• What needs to be done: Would you please reproduce all the entries exactly, leaving the pictures out?

• Data:
=====
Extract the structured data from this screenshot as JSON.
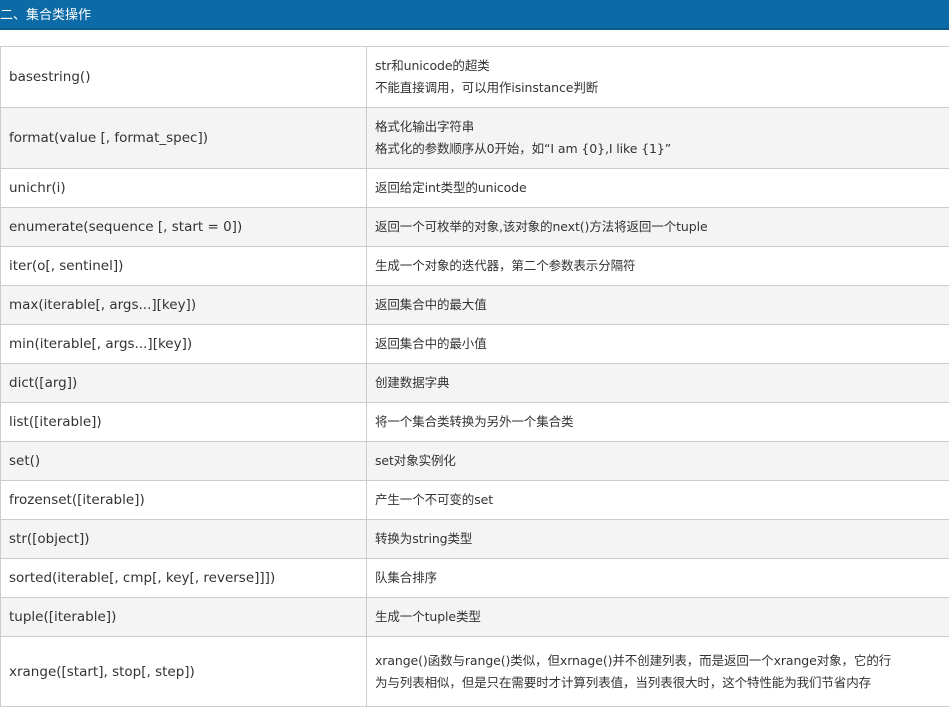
{
  "header": {
    "title": "二、集合类操作"
  },
  "table": {
    "rows": [
      {
        "func": "basestring()",
        "desc": [
          "str和unicode的超类",
          "不能直接调用，可以用作isinstance判断"
        ]
      },
      {
        "func": "format(value [, format_spec])",
        "desc": [
          "格式化输出字符串",
          "格式化的参数顺序从0开始，如“I am {0},I like {1}”"
        ]
      },
      {
        "func": "unichr(i)",
        "desc": [
          "返回给定int类型的unicode"
        ]
      },
      {
        "func": "enumerate(sequence [, start = 0])",
        "desc": [
          "返回一个可枚举的对象,该对象的next()方法将返回一个tuple"
        ]
      },
      {
        "func": "iter(o[, sentinel])",
        "desc": [
          "生成一个对象的迭代器，第二个参数表示分隔符"
        ]
      },
      {
        "func": "max(iterable[, args...][key])",
        "desc": [
          "返回集合中的最大值"
        ]
      },
      {
        "func": "min(iterable[, args...][key])",
        "desc": [
          "返回集合中的最小值"
        ]
      },
      {
        "func": "dict([arg])",
        "desc": [
          "创建数据字典"
        ]
      },
      {
        "func": "list([iterable])",
        "desc": [
          "将一个集合类转换为另外一个集合类"
        ]
      },
      {
        "func": "set()",
        "desc": [
          "set对象实例化"
        ]
      },
      {
        "func": "frozenset([iterable])",
        "desc": [
          "产生一个不可变的set"
        ]
      },
      {
        "func": "str([object])",
        "desc": [
          "转换为string类型"
        ]
      },
      {
        "func": "sorted(iterable[, cmp[, key[, reverse]]])",
        "desc": [
          "队集合排序"
        ]
      },
      {
        "func": "tuple([iterable])",
        "desc": [
          "生成一个tuple类型"
        ]
      },
      {
        "func": "xrange([start], stop[, step])",
        "desc": [
          "xrange()函数与range()类似，但xrnage()并不创建列表，而是返回一个xrange对象，它的行",
          "为与列表相似，但是只在需要时才计算列表值，当列表很大时，这个特性能为我们节省内存"
        ]
      }
    ]
  }
}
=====
• Your response:
Extract the structured data from this screenshot as JSON.
{
  "header": {
    "title": "二、集合类操作"
  },
  "table": {
    "rows": [
      {
        "func": "basestring()",
        "desc": [
          "str和unicode的超类",
          "不能直接调用，可以用作isinstance判断"
        ]
      },
      {
        "func": "format(value [, format_spec])",
        "desc": [
          "格式化输出字符串",
          "格式化的参数顺序从0开始，如“I am {0},I like {1}”"
        ]
      },
      {
        "func": "unichr(i)",
        "desc": [
          "返回给定int类型的unicode"
        ]
      },
      {
        "func": "enumerate(sequence [, start = 0])",
        "desc": [
          "返回一个可枚举的对象,该对象的next()方法将返回一个tuple"
        ]
      },
      {
        "func": "iter(o[, sentinel])",
        "desc": [
          "生成一个对象的迭代器，第二个参数表示分隔符"
        ]
      },
      {
        "func": "max(iterable[, args...][key])",
        "desc": [
          "返回集合中的最大值"
        ]
      },
      {
        "func": "min(iterable[, args...][key])",
        "desc": [
          "返回集合中的最小值"
        ]
      },
      {
        "func": "dict([arg])",
        "desc": [
          "创建数据字典"
        ]
      },
      {
        "func": "list([iterable])",
        "desc": [
          "将一个集合类转换为另外一个集合类"
        ]
      },
      {
        "func": "set()",
        "desc": [
          "set对象实例化"
        ]
      },
      {
        "func": "frozenset([iterable])",
        "desc": [
          "产生一个不可变的set"
        ]
      },
      {
        "func": "str([object])",
        "desc": [
          "转换为string类型"
        ]
      },
      {
        "func": "sorted(iterable[, cmp[, key[, reverse]]])",
        "desc": [
          "队集合排序"
        ]
      },
      {
        "func": "tuple([iterable])",
        "desc": [
          "生成一个tuple类型"
        ]
      },
      {
        "func": "xrange([start], stop[, step])",
        "desc": [
          "xrange()函数与range()类似，但xrnage()并不创建列表，而是返回一个xrange对象，它的行",
          "为与列表相似，但是只在需要时才计算列表值，当列表很大时，这个特性能为我们节省内存"
        ]
      }
    ]
  }
}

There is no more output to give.